START The records

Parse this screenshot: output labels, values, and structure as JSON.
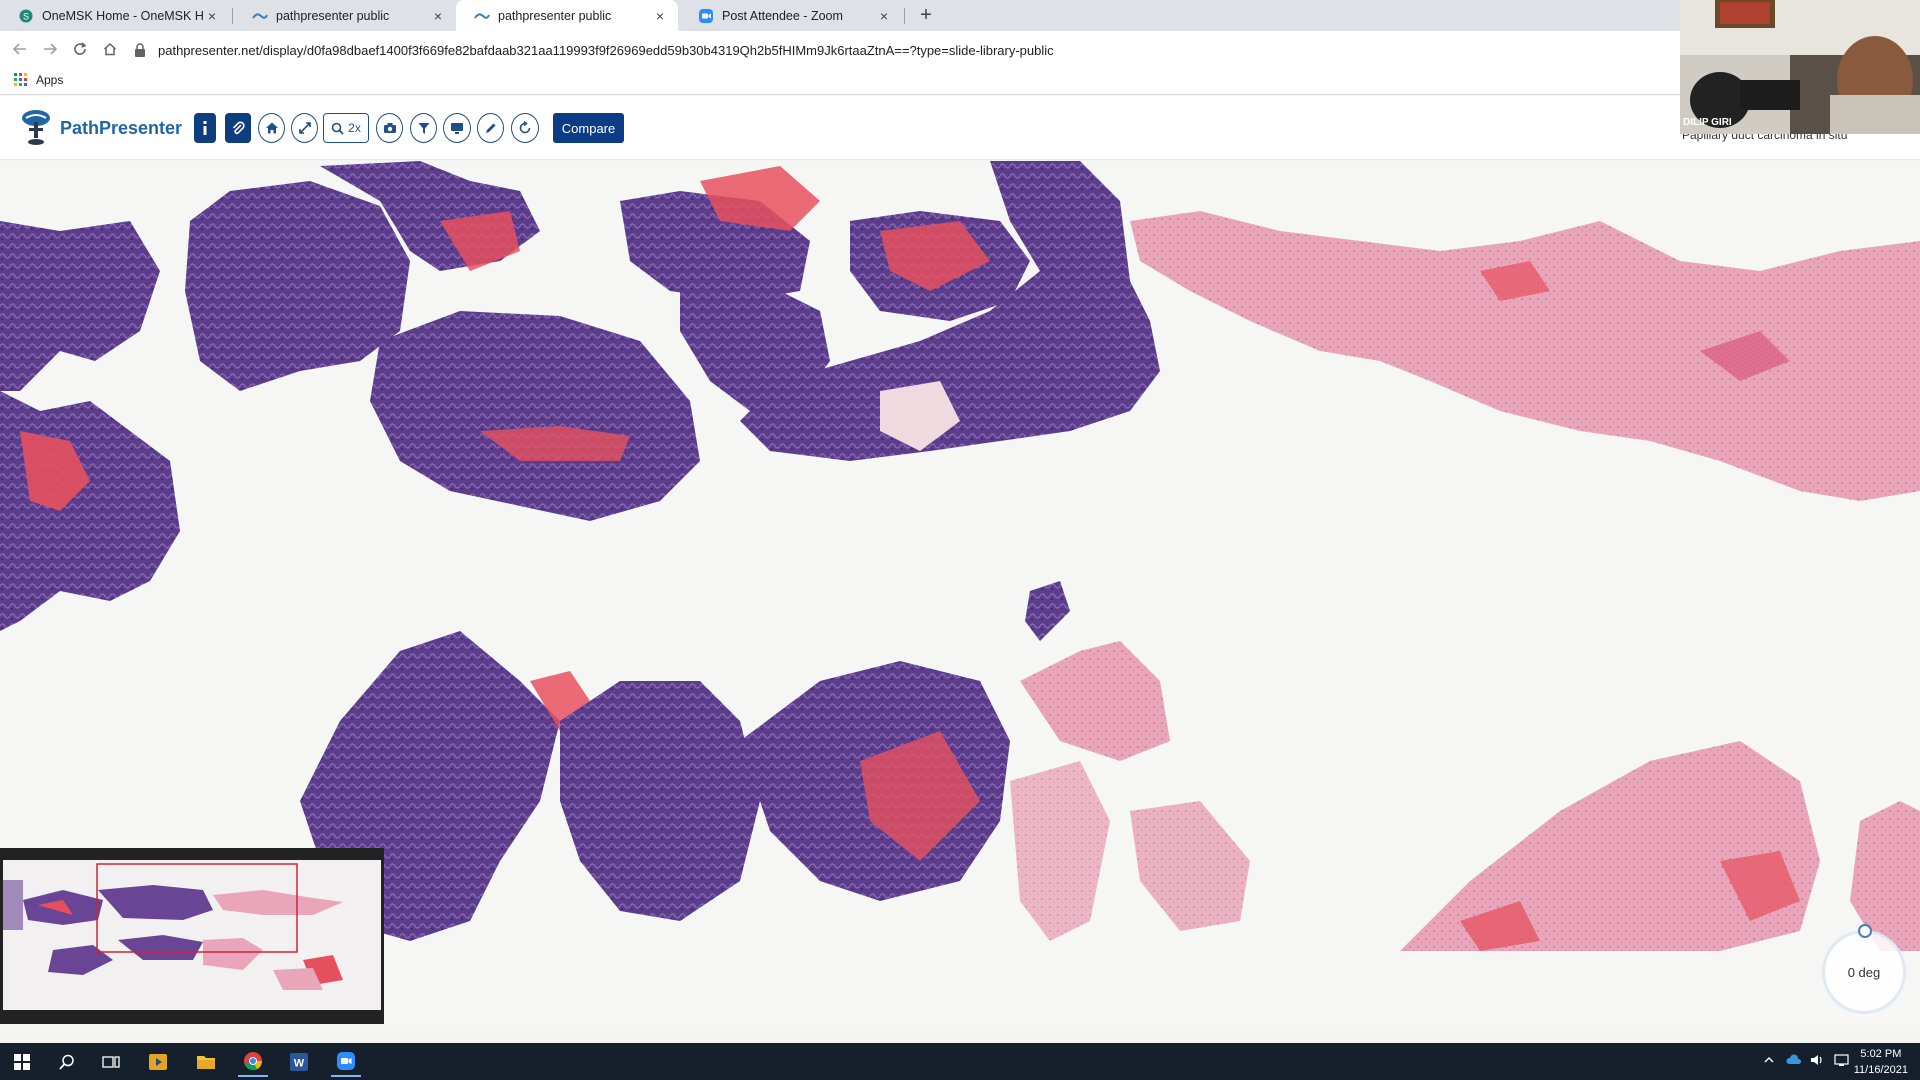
{
  "browser": {
    "tabs": [
      {
        "title": "OneMSK Home - OneMSK Home",
        "close": "×"
      },
      {
        "title": "pathpresenter public",
        "close": "×"
      },
      {
        "title": "pathpresenter public",
        "close": "×"
      },
      {
        "title": "Post Attendee - Zoom",
        "close": "×"
      }
    ],
    "new_tab": "+",
    "url": "pathpresenter.net/display/d0fa98dbaef1400f3f669fe82bafdaab321aa119993f9f26969edd59b30b4319Qh2b5fHIMm9Jk6rtaaZtnA==?type=slide-library-public",
    "bookmarks": {
      "apps_label": "Apps"
    }
  },
  "app": {
    "logo_text": "PathPresenter",
    "zoom_label": "2x",
    "compare_label": "Compare",
    "slide_title": "Papillary duct carcinoma in situ"
  },
  "viewer": {
    "rotation_label": "0 deg"
  },
  "video": {
    "participant_name": "DILIP GIRI"
  },
  "taskbar": {
    "time": "5:02 PM",
    "date": "11/16/2021"
  },
  "colors": {
    "brand": "#1f66a8",
    "compare_bg": "#0b3c85",
    "tissue_purple": "#5a3a8a",
    "tissue_pink": "#e7a0b6",
    "blood_red": "#e8505e"
  }
}
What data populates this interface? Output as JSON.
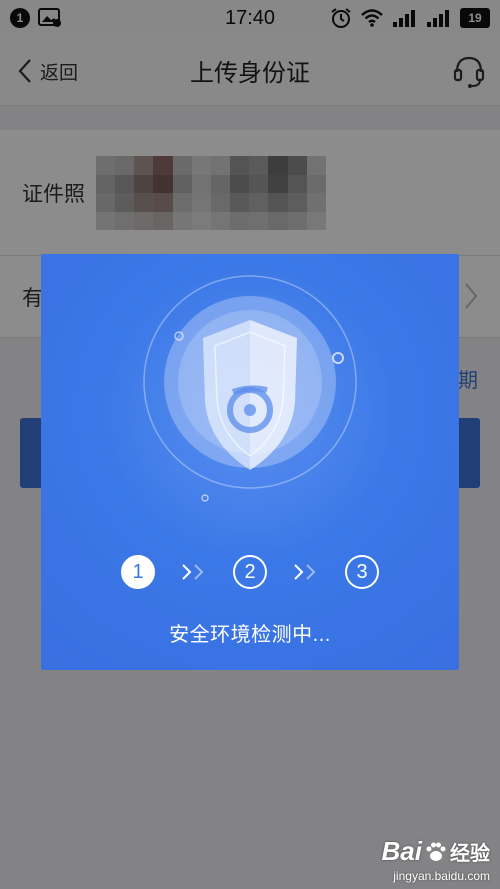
{
  "statusbar": {
    "notif_badge": "1",
    "time": "17:40",
    "sim2_label": "2",
    "battery": "19"
  },
  "navbar": {
    "back_label": "返回",
    "title": "上传身份证"
  },
  "form": {
    "id_photo_label": "证件照",
    "valid_label_partial": "有",
    "side_text_partial": "期"
  },
  "dialog": {
    "steps": [
      "1",
      "2",
      "3"
    ],
    "active_step": 1,
    "status_text": "安全环境检测中..."
  },
  "watermark": {
    "logo_text": "Bai",
    "logo_suffix": "经验",
    "url": "jingyan.baidu.com"
  },
  "colors": {
    "dialog_blue": "#3b78e7",
    "accent_blue": "#3c74d8"
  }
}
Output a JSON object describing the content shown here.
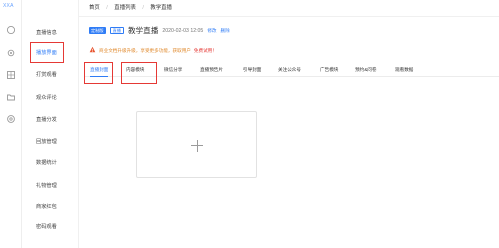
{
  "app": {
    "logo_text": "XXA"
  },
  "rail_icons": [
    "home-icon",
    "gear-icon",
    "grid-icon",
    "folder-icon",
    "settings-icon"
  ],
  "menu": {
    "items": [
      {
        "label": "直播信息"
      },
      {
        "label": "播放界面"
      },
      {
        "label": "打赏观看"
      },
      {
        "label": "观众评论"
      },
      {
        "label": "直播分发"
      },
      {
        "label": "回放管理"
      },
      {
        "label": "数据统计"
      },
      {
        "label": "礼物管理"
      },
      {
        "label": "商家红包"
      },
      {
        "label": "密码观看"
      }
    ],
    "active_index": 1
  },
  "breadcrumb": {
    "items": [
      "首页",
      "直播列表",
      "教学直播"
    ],
    "separator": "/"
  },
  "header": {
    "badge1": "定制版",
    "badge2": "直播",
    "title": "教学直播",
    "date": "2020-02-03 12:05",
    "edit_label": "修改",
    "delete_label": "删除"
  },
  "notice": {
    "icon": "warning-icon",
    "text": "商业文档升级升级，享受更多功能，获取用户",
    "link": "免费试用！"
  },
  "tabs": {
    "items": [
      "直播封面",
      "内容模块",
      "微信分享",
      "直播预告片",
      "引导封面",
      "关注公众号",
      "广告模块",
      "预约&问卷",
      "观看数据"
    ],
    "active_index": 0
  },
  "colors": {
    "accent": "#2f7cf6",
    "highlight": "#e53935"
  },
  "upload": {
    "icon": "plus-icon"
  }
}
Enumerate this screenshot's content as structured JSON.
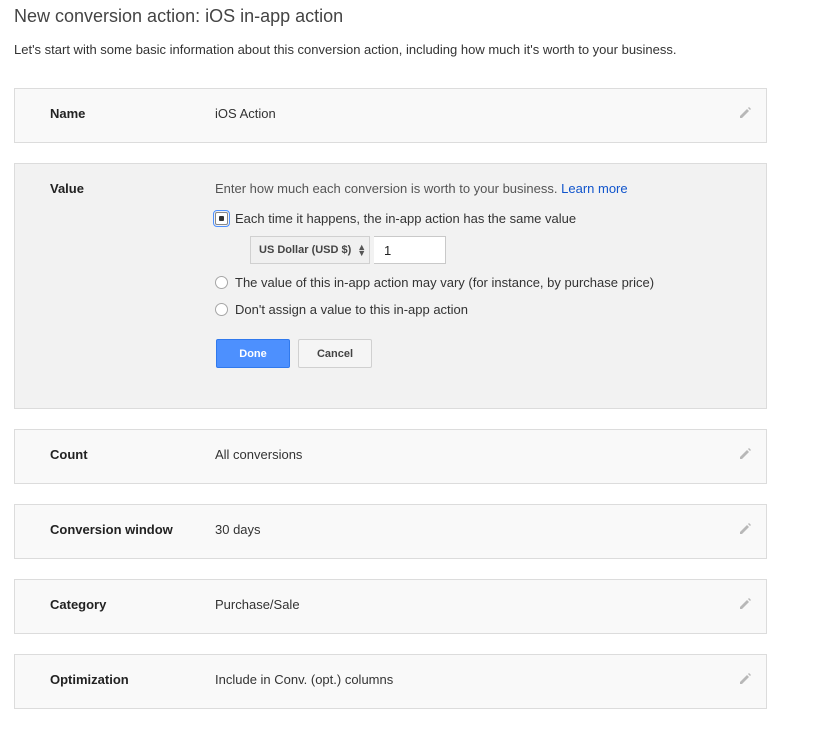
{
  "page": {
    "title": "New conversion action: iOS in-app action",
    "intro": "Let's start with some basic information about this conversion action, including how much it's worth to your business."
  },
  "name_panel": {
    "label": "Name",
    "value": "iOS Action",
    "edit_icon": "pencil-icon"
  },
  "value_panel": {
    "label": "Value",
    "hint": "Enter how much each conversion is worth to your business.",
    "learn_more": "Learn more",
    "options": [
      {
        "label": "Each time it happens, the in-app action has the same value",
        "selected": true
      },
      {
        "label": "The value of this in-app action may vary (for instance, by purchase price)",
        "selected": false
      },
      {
        "label": "Don't assign a value to this in-app action",
        "selected": false
      }
    ],
    "currency": "US Dollar (USD $)",
    "amount": "1",
    "done_label": "Done",
    "cancel_label": "Cancel"
  },
  "count_panel": {
    "label": "Count",
    "value": "All conversions"
  },
  "window_panel": {
    "label": "Conversion window",
    "value": "30 days"
  },
  "category_panel": {
    "label": "Category",
    "value": "Purchase/Sale"
  },
  "optimization_panel": {
    "label": "Optimization",
    "value": "Include in Conv. (opt.) columns"
  },
  "colors": {
    "accent": "#4d90fe",
    "link": "#1155cc",
    "panel_bg": "#f9f9f9",
    "border": "#dcdcdc"
  }
}
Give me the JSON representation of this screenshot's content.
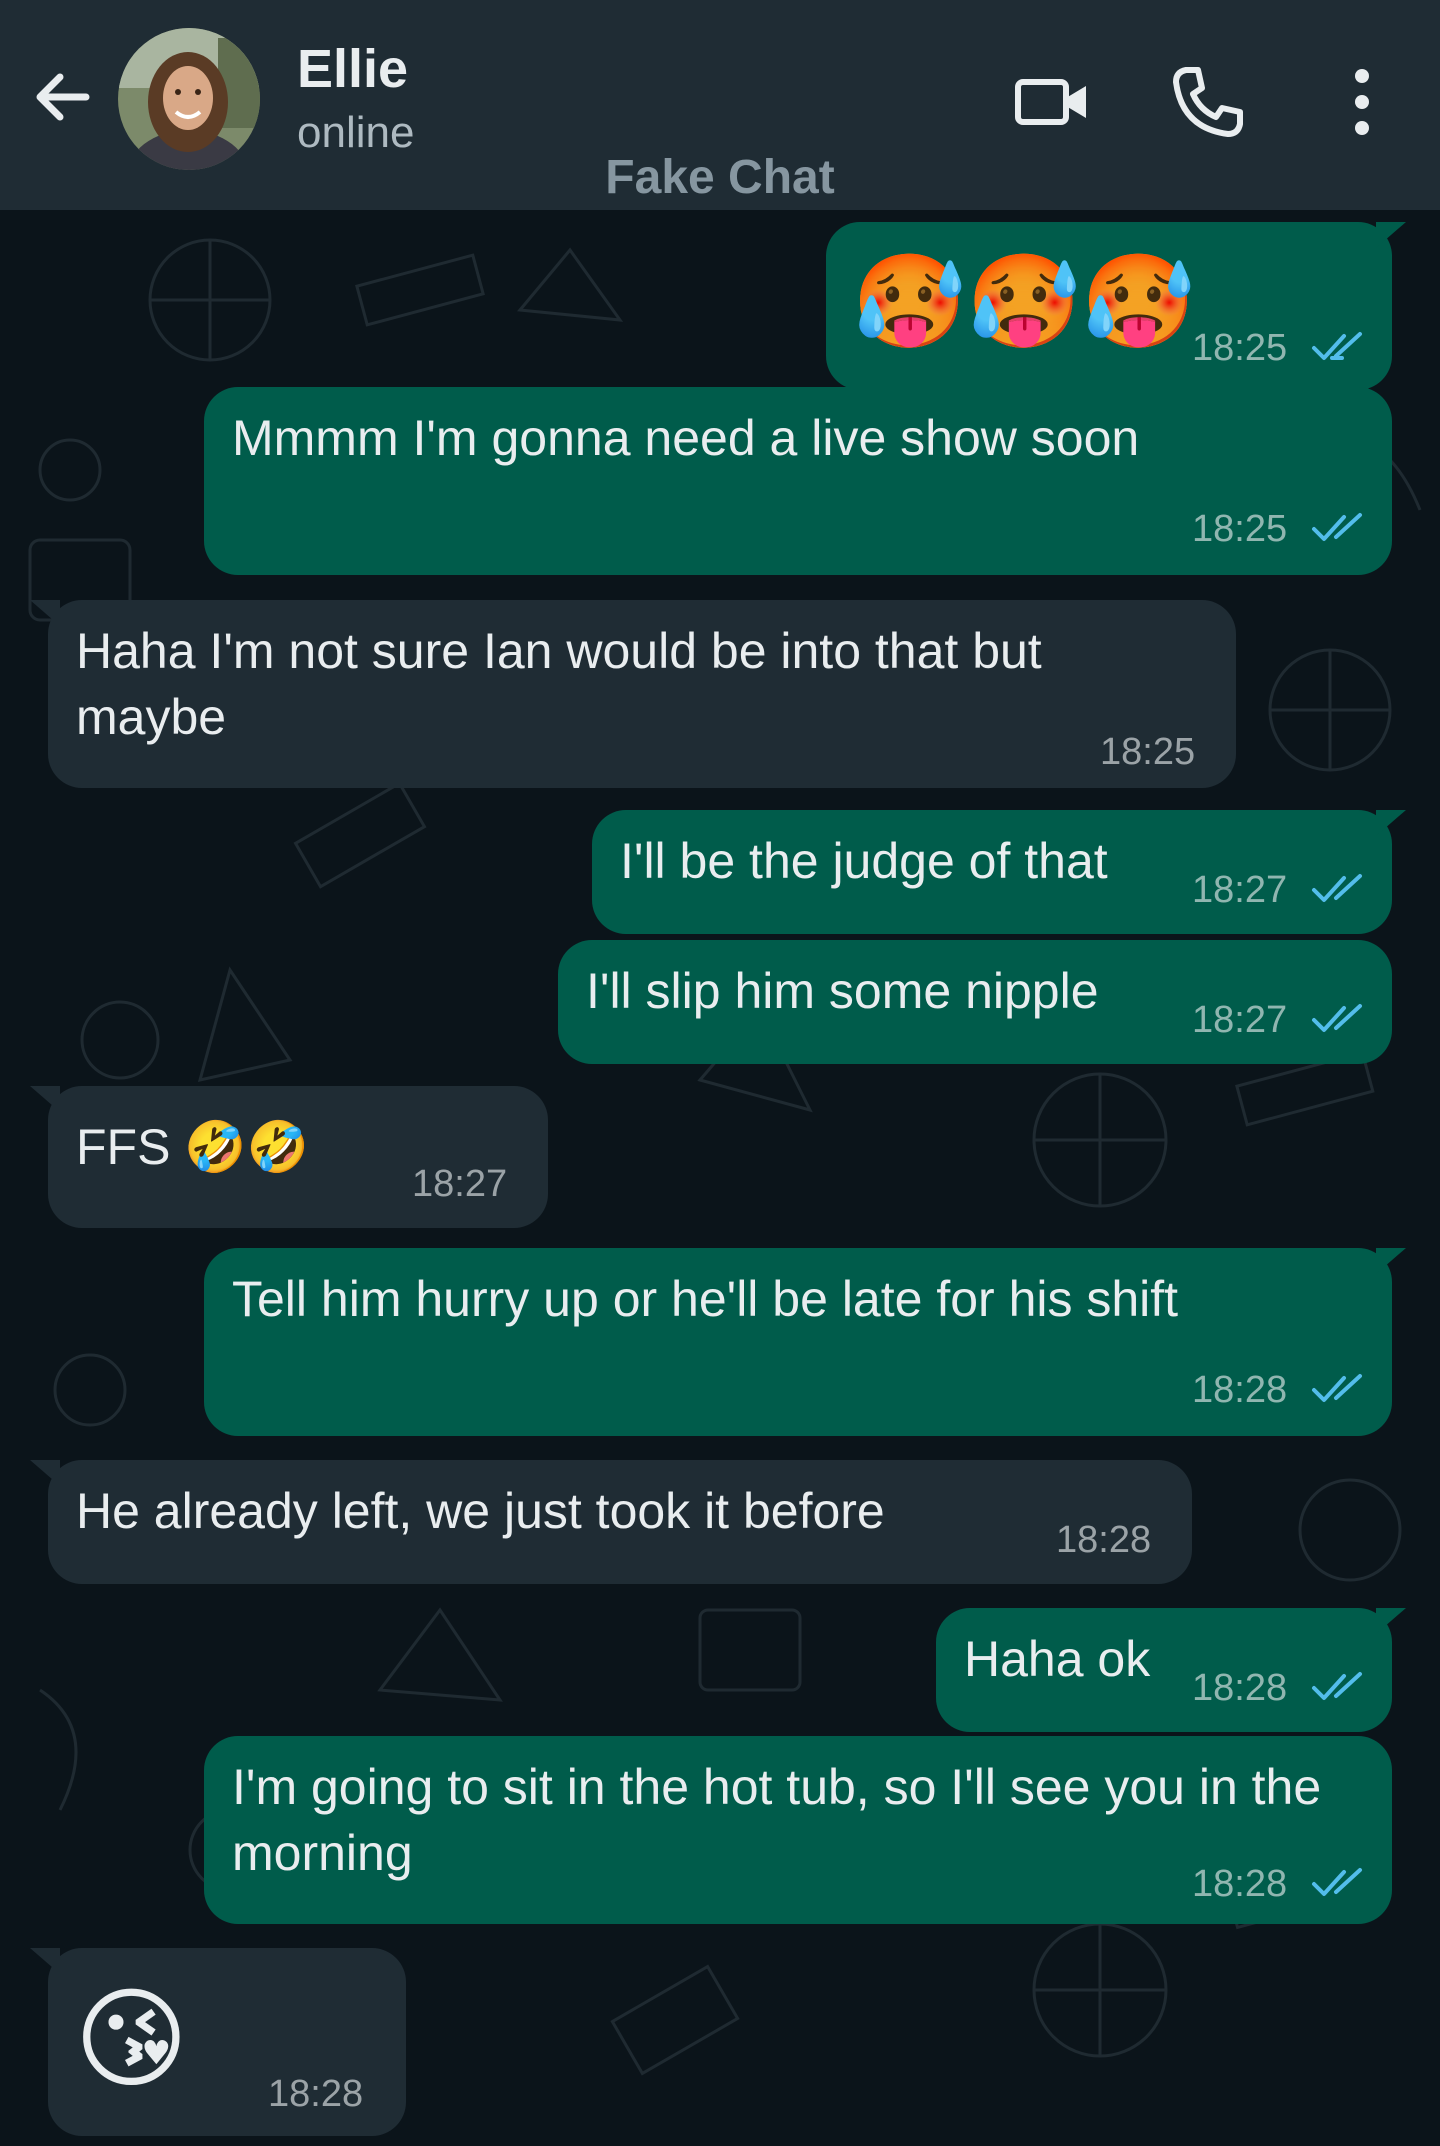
{
  "header": {
    "contact_name": "Ellie",
    "status": "online",
    "watermark": "Fake Chat"
  },
  "colors": {
    "header_bg": "#1f2c34",
    "chat_bg": "#0b141a",
    "outgoing_bubble": "#005c4b",
    "incoming_bubble": "#1f2c34",
    "read_ticks": "#53bdeb",
    "icon": "#e9edef"
  },
  "icons": {
    "back": "arrow-left-icon",
    "video": "video-camera-icon",
    "call": "phone-icon",
    "menu": "kebab-menu-icon",
    "read": "double-check-icon"
  },
  "messages": [
    {
      "dir": "out",
      "text": "🥵🥵🥵",
      "time": "18:25",
      "read": true
    },
    {
      "dir": "out",
      "text": "Mmmm I'm gonna need a live show soon",
      "time": "18:25",
      "read": true
    },
    {
      "dir": "in",
      "text": "Haha I'm not sure Ian would be into that but maybe",
      "time": "18:25"
    },
    {
      "dir": "out",
      "text": "I'll be the judge of that",
      "time": "18:27",
      "read": true
    },
    {
      "dir": "out",
      "text": "I'll slip him some nipple",
      "time": "18:27",
      "read": true
    },
    {
      "dir": "in",
      "text": "FFS 🤣🤣",
      "time": "18:27"
    },
    {
      "dir": "out",
      "text": "Tell him hurry up or he'll be late for his shift",
      "time": "18:28",
      "read": true
    },
    {
      "dir": "in",
      "text": "He already left, we just took it before",
      "time": "18:28"
    },
    {
      "dir": "out",
      "text": "Haha ok",
      "time": "18:28",
      "read": true
    },
    {
      "dir": "out",
      "text": "I'm going to sit in the hot tub, so I'll see you in the morning",
      "time": "18:28",
      "read": true
    },
    {
      "dir": "in",
      "text": "😘",
      "time": "18:28"
    }
  ]
}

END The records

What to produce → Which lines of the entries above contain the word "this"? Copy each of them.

Exercise result →
Parse this screenshot: output labels, values, and structure as JSON.
What data populates this interface? Output as JSON.
Enumerate this screenshot's content as structured JSON.
    "intro": "Let's start with some basic information about this conversion action, including how much it's worth to your business."
        "label": "The value of this in-app action may vary (for instance, by purchase price)",
        "label": "Don't assign a value to this in-app action",
Give me the JSON representation of this screenshot's content.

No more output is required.